To say that this teen jargon has the older generation shook, would be a low key (that’s kind of, by the way) underplaying of facts. No cap (which means we are being serious here).
Recently, a high school teacher in Massachusetts became a sensation on the internet, when one of his students shared a list of Gen Z slang (African-American English phrases) that he had compiled. There are articles explaining slang words for those too basic (boring and unoriginal) to get it. On YouTube, millennials are trying to guess Gen Z slang.
No, that’s not making a mess. That’s an invitation for sharing gossip. It’s not an expression 16-year-old Bengaluru resident, Amrutha Varshini, is likely to use before her parents or teachers, however. “I have to be more careful of how I talk in front of the elders. They keep saying they can’t understand me if I talk to them the way I talk when among friends. I must have told my mother a thousand times that ‘bro’ is not short for brother. It can be anyone I am close to. But she will still keep asking me why I am referring to a girl as ‘bro’,” says Amrutha with a laugh.

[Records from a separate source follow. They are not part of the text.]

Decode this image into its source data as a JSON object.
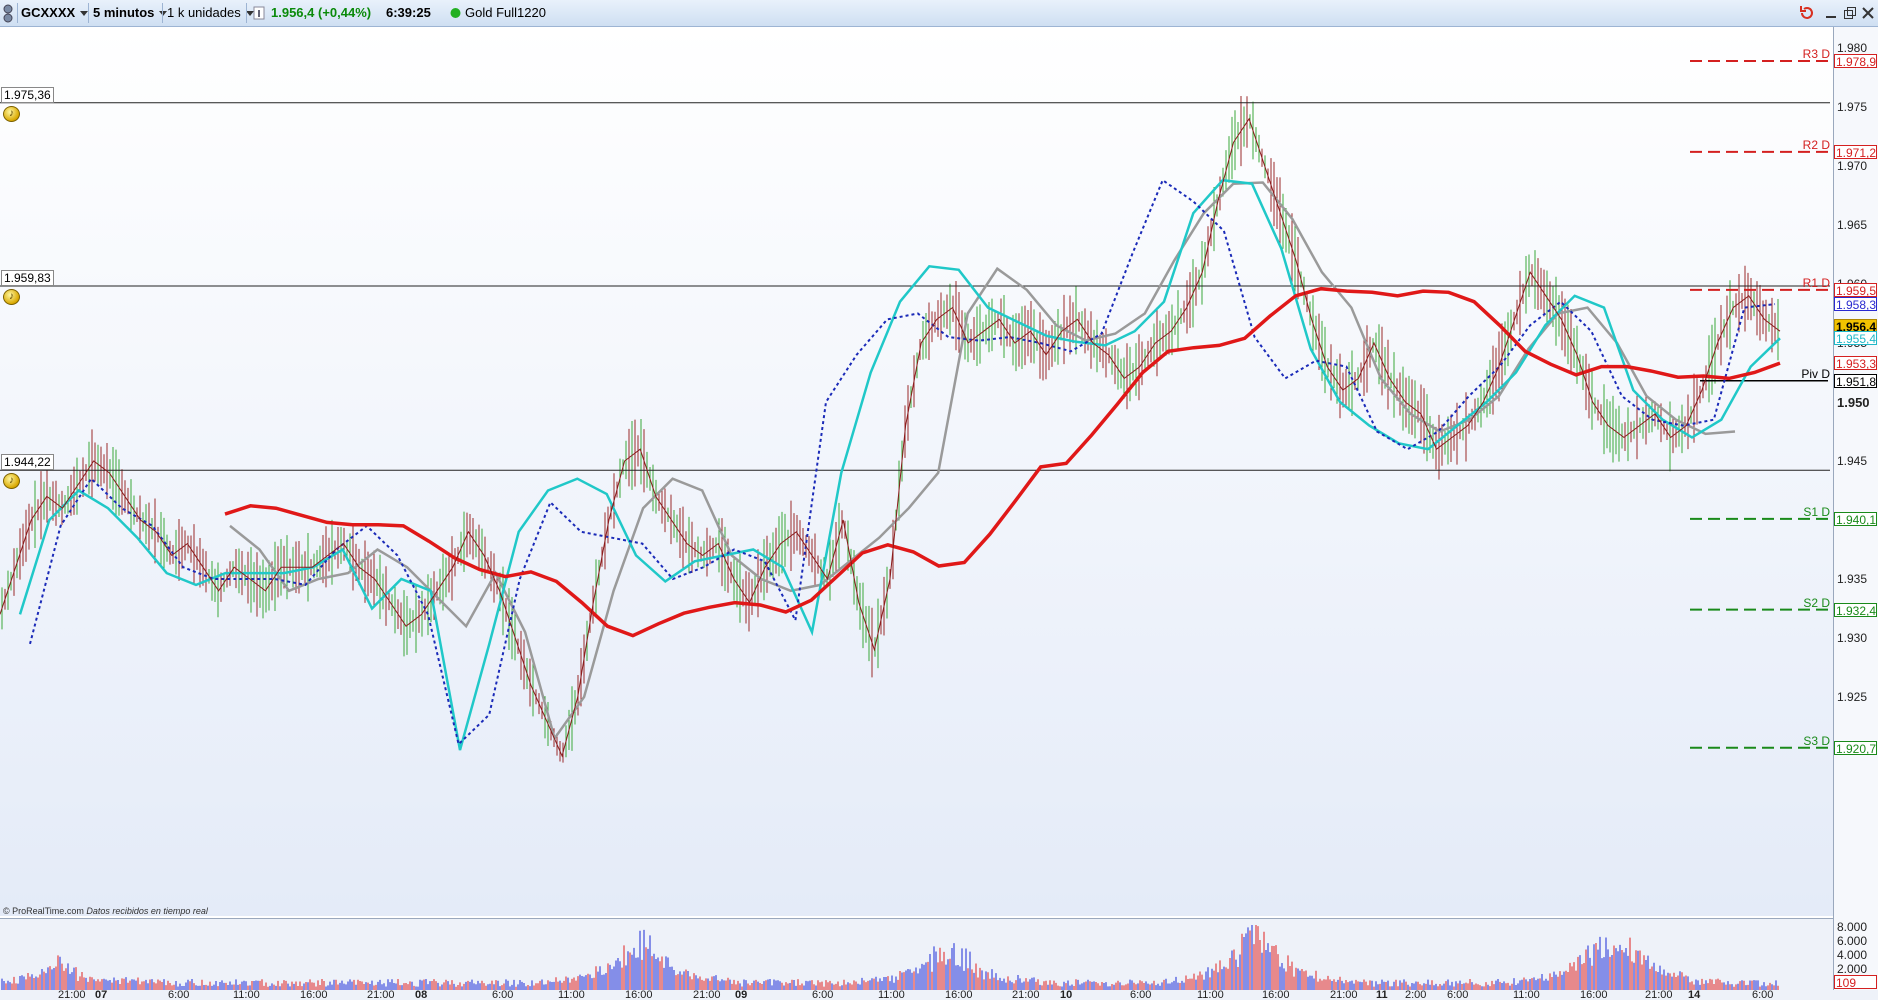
{
  "toolbar": {
    "symbol": "GCXXXX",
    "timeframe": "5 minutos",
    "units": "1 k unidades",
    "price_change": "1.956,4 (+0,44%)",
    "time": "6:39:25",
    "instrument": "Gold Full1220",
    "colors": {
      "positive": "#0a8a0a",
      "status_dot": "#22b022"
    }
  },
  "credit": {
    "brand": "© ProRealTime.com",
    "note": "Datos recibidos en tiempo real"
  },
  "price_axis": {
    "ticks": [
      "1.980",
      "1.975",
      "1.970",
      "1.965",
      "1.960",
      "1.955",
      "1.950",
      "1.945",
      "1.940",
      "1.935",
      "1.930",
      "1.925"
    ],
    "bold_tick": "1.950"
  },
  "horizontal_lines": [
    {
      "label": "1.975,36",
      "price": 1975.36
    },
    {
      "label": "1.959,83",
      "price": 1959.83
    },
    {
      "label": "1.944,22",
      "price": 1944.22
    }
  ],
  "pivots": [
    {
      "name": "R3 D",
      "value": "1.978,9",
      "price": 1978.9,
      "color": "#d42020",
      "line": "dashed"
    },
    {
      "name": "R2 D",
      "value": "1.971,2",
      "price": 1971.2,
      "color": "#d42020",
      "line": "dashed"
    },
    {
      "name": "R1 D",
      "value": "1.959,5",
      "price": 1959.5,
      "color": "#d42020",
      "line": "dashed"
    },
    {
      "name": "Piv D",
      "value": "1.951,8",
      "price": 1951.8,
      "color": "#000000",
      "line": "solid"
    },
    {
      "name": "S1 D",
      "value": "1.940,1",
      "price": 1940.1,
      "color": "#1a8a1a",
      "line": "dashed"
    },
    {
      "name": "S2 D",
      "value": "1.932,4",
      "price": 1932.4,
      "color": "#1a8a1a",
      "line": "dashed"
    },
    {
      "name": "S3 D",
      "value": "1.920,7",
      "price": 1920.7,
      "color": "#1a8a1a",
      "line": "dashed"
    }
  ],
  "price_badges": [
    {
      "value": "1.958,3",
      "price": 1958.3,
      "color": "#2a2ad0",
      "bg": "#ffffff"
    },
    {
      "value": "1.956,4",
      "price": 1956.4,
      "color": "#000000",
      "bg": "#f2c200"
    },
    {
      "value": "1.955,4",
      "price": 1955.4,
      "color": "#20b8c8",
      "bg": "#ffffff"
    },
    {
      "value": "1.953,3",
      "price": 1953.3,
      "color": "#d42020",
      "bg": "#ffffff"
    }
  ],
  "volume_axis": {
    "ticks": [
      "8.000",
      "6.000",
      "4.000",
      "2.000"
    ],
    "current": "109"
  },
  "time_axis": [
    {
      "label": "21:00",
      "day": false
    },
    {
      "label": "07",
      "day": true
    },
    {
      "label": "6:00",
      "day": false
    },
    {
      "label": "11:00",
      "day": false
    },
    {
      "label": "16:00",
      "day": false
    },
    {
      "label": "21:00",
      "day": false
    },
    {
      "label": "08",
      "day": true
    },
    {
      "label": "6:00",
      "day": false
    },
    {
      "label": "11:00",
      "day": false
    },
    {
      "label": "16:00",
      "day": false
    },
    {
      "label": "21:00",
      "day": false
    },
    {
      "label": "09",
      "day": true
    },
    {
      "label": "6:00",
      "day": false
    },
    {
      "label": "11:00",
      "day": false
    },
    {
      "label": "16:00",
      "day": false
    },
    {
      "label": "21:00",
      "day": false
    },
    {
      "label": "10",
      "day": true
    },
    {
      "label": "6:00",
      "day": false
    },
    {
      "label": "11:00",
      "day": false
    },
    {
      "label": "16:00",
      "day": false
    },
    {
      "label": "21:00",
      "day": false
    },
    {
      "label": "11",
      "day": true
    },
    {
      "label": "2:00",
      "day": false
    },
    {
      "label": "6:00",
      "day": false
    },
    {
      "label": "11:00",
      "day": false
    },
    {
      "label": "16:00",
      "day": false
    },
    {
      "label": "21:00",
      "day": false
    },
    {
      "label": "14",
      "day": true
    },
    {
      "label": "6:00",
      "day": false
    }
  ],
  "chart_data": {
    "type": "line",
    "ylim": [
      1918,
      1982
    ],
    "price_series": [
      1932,
      1936,
      1940,
      1942,
      1941,
      1943,
      1945,
      1944,
      1942,
      1940,
      1939,
      1937,
      1938,
      1936,
      1934,
      1936,
      1935,
      1934,
      1936,
      1936,
      1936,
      1937,
      1938,
      1936,
      1935,
      1933,
      1931,
      1932,
      1934,
      1936,
      1939,
      1937,
      1934,
      1930,
      1926,
      1923,
      1920,
      1925,
      1933,
      1940,
      1945,
      1946,
      1942,
      1940,
      1938,
      1937,
      1938,
      1935,
      1933,
      1936,
      1938,
      1939,
      1937,
      1935,
      1940,
      1933,
      1929,
      1935,
      1948,
      1955,
      1957,
      1958,
      1955,
      1956,
      1957,
      1955,
      1956,
      1954,
      1956,
      1957,
      1955,
      1954,
      1952,
      1953,
      1955,
      1956,
      1958,
      1961,
      1967,
      1972,
      1974,
      1970,
      1966,
      1962,
      1957,
      1953,
      1951,
      1952,
      1955,
      1952,
      1950,
      1949,
      1946,
      1947,
      1948,
      1950,
      1953,
      1957,
      1961,
      1959,
      1957,
      1954,
      1950,
      1948,
      1947,
      1948,
      1949,
      1947,
      1948,
      1951,
      1955,
      1958,
      1959,
      1957,
      1956
    ],
    "sma_red": [
      1940.5,
      1941.2,
      1941.0,
      1940.4,
      1939.8,
      1939.6,
      1939.6,
      1939.5,
      1938.2,
      1936.8,
      1935.8,
      1935.2,
      1935.6,
      1934.8,
      1933.0,
      1931.0,
      1930.2,
      1931.2,
      1932.1,
      1932.6,
      1933.0,
      1932.8,
      1932.2,
      1933.2,
      1935.2,
      1937.2,
      1937.9,
      1937.3,
      1936.1,
      1936.4,
      1938.8,
      1941.6,
      1944.5,
      1944.8,
      1947.2,
      1949.8,
      1952.5,
      1954.3,
      1954.6,
      1954.8,
      1955.4,
      1957.3,
      1959.0,
      1959.6,
      1959.4,
      1959.3,
      1959.0,
      1959.4,
      1959.3,
      1958.5,
      1956.5,
      1954.3,
      1953.2,
      1952.3,
      1953.0,
      1953.0,
      1952.6,
      1952.1,
      1952.2,
      1952.0,
      1952.5,
      1953.3
    ],
    "avg_cyan": [
      1932.0,
      1940.0,
      1942.5,
      1941.0,
      1938.5,
      1935.5,
      1934.5,
      1935.5,
      1935.5,
      1935.5,
      1936.0,
      1937.5,
      1932.5,
      1935.0,
      1934.0,
      1920.5,
      1929.5,
      1939.0,
      1942.5,
      1943.5,
      1942.2,
      1937.0,
      1934.8,
      1936.5,
      1937.0,
      1937.5,
      1936.0,
      1930.5,
      1944.0,
      1952.5,
      1958.5,
      1961.5,
      1961.2,
      1958.0,
      1956.8,
      1955.6,
      1955.1,
      1954.8,
      1956.0,
      1958.5,
      1966.0,
      1968.8,
      1968.5,
      1963.0,
      1954.5,
      1950.0,
      1948.0,
      1946.5,
      1946.0,
      1948.0,
      1950.0,
      1952.5,
      1956.5,
      1959.0,
      1958.0,
      1951.0,
      1948.5,
      1947.0,
      1948.5,
      1953.0,
      1955.4
    ],
    "ma_blue_dotted": [
      1929.5,
      1939.5,
      1943.5,
      1941.0,
      1939.5,
      1936.0,
      1935.0,
      1935.0,
      1935.0,
      1934.5,
      1937.5,
      1939.5,
      1937.0,
      1932.0,
      1921.0,
      1923.5,
      1935.0,
      1941.5,
      1939.0,
      1938.5,
      1938.0,
      1935.0,
      1936.0,
      1937.5,
      1936.5,
      1931.5,
      1950.0,
      1954.0,
      1957.0,
      1957.5,
      1955.5,
      1955.2,
      1955.5,
      1955.0,
      1954.3,
      1955.8,
      1962.5,
      1968.8,
      1967.0,
      1964.5,
      1955.5,
      1952.0,
      1953.5,
      1953.0,
      1947.5,
      1946.0,
      1947.5,
      1950.5,
      1953.0,
      1956.5,
      1958.5,
      1956.0,
      1950.5,
      1948.5,
      1948.0,
      1948.5,
      1958.0,
      1958.3
    ],
    "avg_gray": [
      1939.5,
      1937.5,
      1934.0,
      1935.0,
      1935.5,
      1937.5,
      1936.0,
      1933.5,
      1931.0,
      1935.5,
      1930.5,
      1921.5,
      1925.0,
      1934.0,
      1941.0,
      1943.5,
      1942.5,
      1937.0,
      1935.0,
      1934.0,
      1934.5,
      1936.5,
      1938.5,
      1941.0,
      1944.0,
      1957.5,
      1961.3,
      1959.5,
      1956.5,
      1955.2,
      1955.8,
      1957.5,
      1962.0,
      1966.0,
      1968.5,
      1968.6,
      1965.5,
      1961.0,
      1958.0,
      1952.0,
      1949.0,
      1947.5,
      1948.5,
      1950.5,
      1954.5,
      1957.5,
      1958.0,
      1955.0,
      1950.5,
      1948.5,
      1947.3,
      1947.5
    ],
    "volume_axis_max": 8000
  }
}
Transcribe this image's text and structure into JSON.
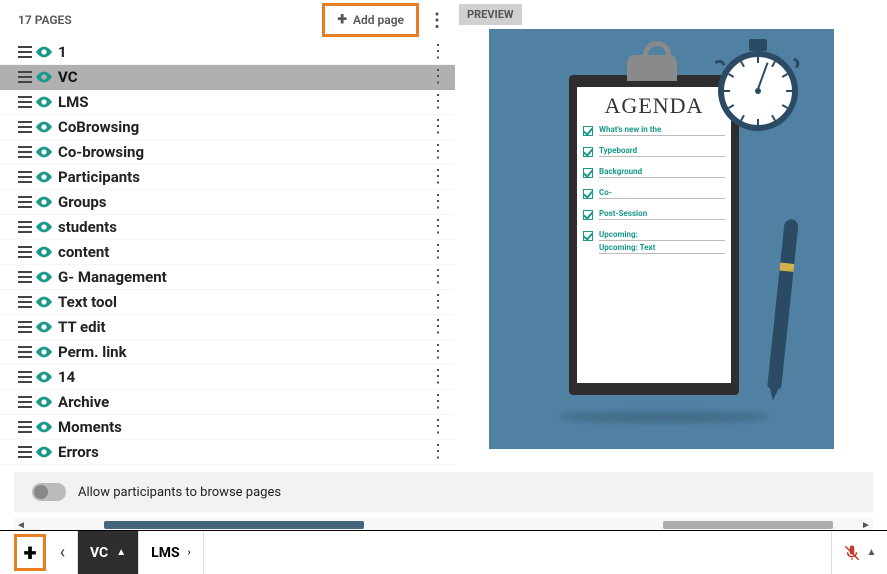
{
  "header": {
    "pages_count_label": "17 PAGES",
    "add_page_label": "Add page"
  },
  "pages": [
    {
      "label": "1",
      "selected": false
    },
    {
      "label": "VC",
      "selected": true
    },
    {
      "label": "LMS",
      "selected": false
    },
    {
      "label": "CoBrowsing",
      "selected": false
    },
    {
      "label": "Co-browsing",
      "selected": false
    },
    {
      "label": "Participants",
      "selected": false
    },
    {
      "label": "Groups",
      "selected": false
    },
    {
      "label": "students",
      "selected": false
    },
    {
      "label": "content",
      "selected": false
    },
    {
      "label": "G- Management",
      "selected": false
    },
    {
      "label": "Text tool",
      "selected": false
    },
    {
      "label": "TT edit",
      "selected": false
    },
    {
      "label": "Perm. link",
      "selected": false
    },
    {
      "label": "14",
      "selected": false
    },
    {
      "label": "Archive",
      "selected": false
    },
    {
      "label": "Moments",
      "selected": false
    },
    {
      "label": "Errors",
      "selected": false
    }
  ],
  "preview": {
    "badge": "PREVIEW",
    "agenda_title": "AGENDA",
    "agenda_items": [
      "What's new in the",
      "Typeboard",
      "Background",
      "Co-",
      "Post-Session",
      "Upcoming:"
    ],
    "agenda_sub": "Upcoming: Text"
  },
  "toggle": {
    "label": "Allow participants to browse pages",
    "state": false
  },
  "bottom": {
    "tab_active": "VC",
    "tab_next": "LMS"
  },
  "colors": {
    "accent_orange": "#e67e22",
    "teal": "#1a998a",
    "preview_bg": "#5081a3"
  }
}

The gender neutrality of word usage is something that Gupta has also noticed in her students. And it extends to their use of slangs. “Mostly girls and boys of our generation use the same expressions,” says 15-year-old Adnan Baig. There might be a few exceptions – words like spill the tea or bae or extra are more likely to be used by the girls, says Saira – but by and large, they speak a common language, exclusive to their generation.
The real talk (and that means the truth, by the way) about the origin of most of these expressions leads back to social media usage. Seventeen-year-old Megha agrees. “One person uses it on Instagram. Others pick it up and soon everyone starts using it. The more popular the person, the more quickly it spreads,” she says.
Of course not all the words are as widely used. The usage can vary. So if your inability to understand these words leaves you salty, you may either be feeling bitter or jealous, depending on how your Gen Z friends see the words.
The real catch, though, is how fast slang keeps changing. Expressions like “take a chill-pill”, chillax (that’s the combination of chill and relax), amazeballs, hella, OMG, WTF and YOLO, which were all part of millennial-speak in even a few years back, may now get you branded as outdated.
As for keeping up with Gen Z slang, on one of the lists of current teen jargon available on the internet, a youngster comments, “We just use the latest meme until it dies in a few weeks and then we move on to the next… If you are older than gen z don’t even try using our lingo...”.
So, if any of the words on our list are already out of favour with this generation, we can only say, don’t come @me (fight me, argue with me,).
Saira pegs the average age of those using this slang between 13 and 17 years. So anyone born before the mid-1990s would anyway feel ancient.
Oof! (Just a Gen Z way of expressing dismay.)
(The words listed in the story and graphic are just a few examples. Not all the words are equally popular; sometimes usage varies slightly. Online lists differ. And the lifespan of slang is very, very short.